All eyes were on Ottawa Wednesday, with good reason. Canada was experiencing its first blowback from joining the U.S.-led coalition against the Islamic State in Iraq and Syria. It's not likely to be the last. Indeed, take a look beyond our own capital to put those events in some perspective.
At just about the time Michael Zehaf-Bibeau was making his way to Parliament's Centre Block Wednesday morning, leaving Corporal Nathan Cirillo dying on the steps of the National War Memorial, another angry, disturbed young man was carrying out another act of terror 9,000 km away in Jerusalem.
Abdel Rahman al-Shaludi, a Palestinian from the Silwan neighbourhood adjacent to the Old City, was driving his car alongside the city's light rail transit, when the train came to a halt at the North Jerusalem stop of Ammunition Hill. As passengers disembarked, Mr. al-Shaludi turned his vehicle to the right, drove up onto the raised track platform and mowed down a line of people walking away from the train. Three-month-old Haya Zissel-Brown was killed and seven other people injured.
Mr. al-Shaludi reportedly has ties to the Islamic resistance movement Hamas, which welcomed his action.
In Gaza, just a few hours earlier, four-year-old Muhammad Sami Abu Jrad was killed at play in his Beit Hanoun neighbourhood when he came into contact with unexploded ordnance and accidentally triggered an explosion. The bomb was apparently left over from Israel's war against Hamas this past summer. Young Muhammad was the 10th person to be killed by such weapons in the past two months.
Elsewhere, Wednesday, in Baghdad, 35 people were killed by two massive car bombs. One was detonated outside a maternity hospital in the Shia district of Sadr City; the other outside a pharmacy in Karrada, a mixed neighbourhood with a Shia majority and a smattering of Christians. Islamic State, which is targeting Shiites and Christians, is believed to have been responsible for both blasts.

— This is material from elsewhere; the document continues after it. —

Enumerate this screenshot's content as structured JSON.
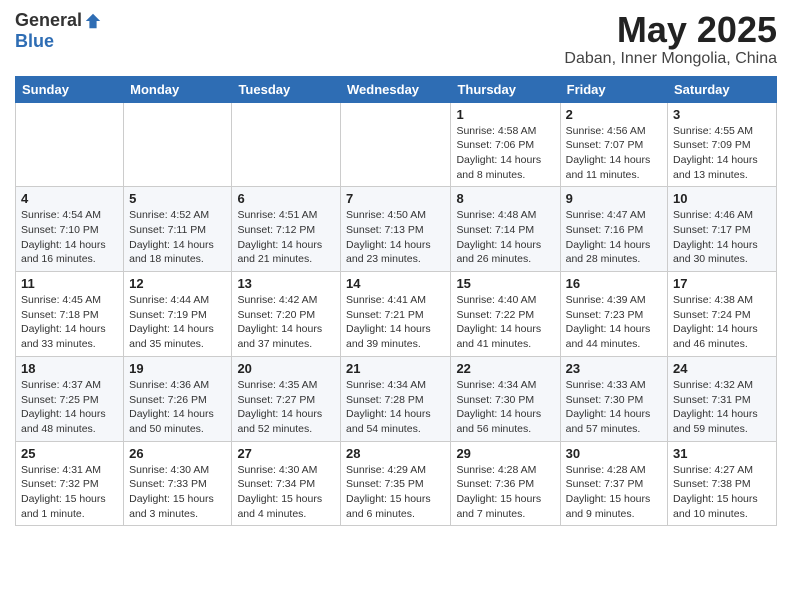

Just the day before, 39 Iraqi civilians were killed when a trio of car bombs exploded in Baghdad. And on Monday, 78 people were killed when three car bombs were detonated in the holy Shia city of Karbala, and another exploded outside a Shia mosque in Baghdad.
This is the war Canada has joined. Since the start of October about 500 Iraqi civilians have been killed in such acts of terrorism, mostly at the hands of Islamic State, the radical group that may well have influenced Canadians Michael Zehaf-Bibeau and Martin Couture-Rouleau, the man who ran down two soldiers Monday in Quebec, killing one of them.
When a country goes to war with a group such as Islamic State or al-Qaeda the consequences can be felt far and wide.
In Iraq in 2004, a year after the U.S.-led coalition toppled Saddam Hussein, I had a rare opportunity to interview a prominent Sunni leader Hareth al-Dhari, head of the country's Islamic Scholars Committee, at his home near Abu Ghraib, outside Baghdad. Dr. Al-Dhari, who was a kind of spiritual leader to al-Qaeda of Iraq, told me in no uncertain terms that he did not trust Western journalists and refused to meet U.S. and other correspondents. But he said that Canada was different.
"The Canadian people did not want to invade Iraq," Dr. al-Dhari said. "And their government listened to the people… unlike the governments in Spain and Italy," he added rather ominously.
If a decision not to join a conflict can affect how people from that country (like me) are treated, then the decision to go to war with one of the parties to that conflict can have an even more profound effect … as Spain learned the hard way, Dr. al-Dhari was saying.
Indeed, just three months before that 2004 interview, a series of bombs exploded one March morning on two Madrid commuter trains killing 191 people and wounding some 1,800 others.
Al-Qaeda, which also was operating in Iraq in 2004, was believed to have directed the Madrid attacks exacting its price for Spain deploying 1,400 troops to assist the United States in the occupation of Iraq.
Within weeks of those bombings, a newly elected Spanish government withdrew all Spanish troops from Iraq. In the current operation against Islamic State, Spain has limited its contribution to humanitarian relief and assisting Turkey to defend itself. It will not take part in any fighting.
Canada, however, has said "yes" to joining the battle in Iraq.
Unlike 2003, when Ottawa declined to participate, Iraq this time asked for help in combatting IS forces occupying parts of the country and threatening others. Another factor has been the revulsion most Canadians feel at the behaviour of IS fighters dealing with captured innocents.
And, as Prime Minister Stephen Harper said in introducing a motion before Parliament: Canada, along with some other Western countries, has been directly threatened by Islamic State in a speech given by its leader earlier this year.
So, Canada, with the endorsement of Parliament, has chosen to act.
That's all well and good, but when you go to war, even in a distant land, you must be prepared for the consequences.
On Wednesday, a lone gunman was able to make his way to the centre of Canadian government, shaking an entire nation. Imagine what might have happened had the assailant been part of a larger more sophisticated operation. Is Canada ready for that?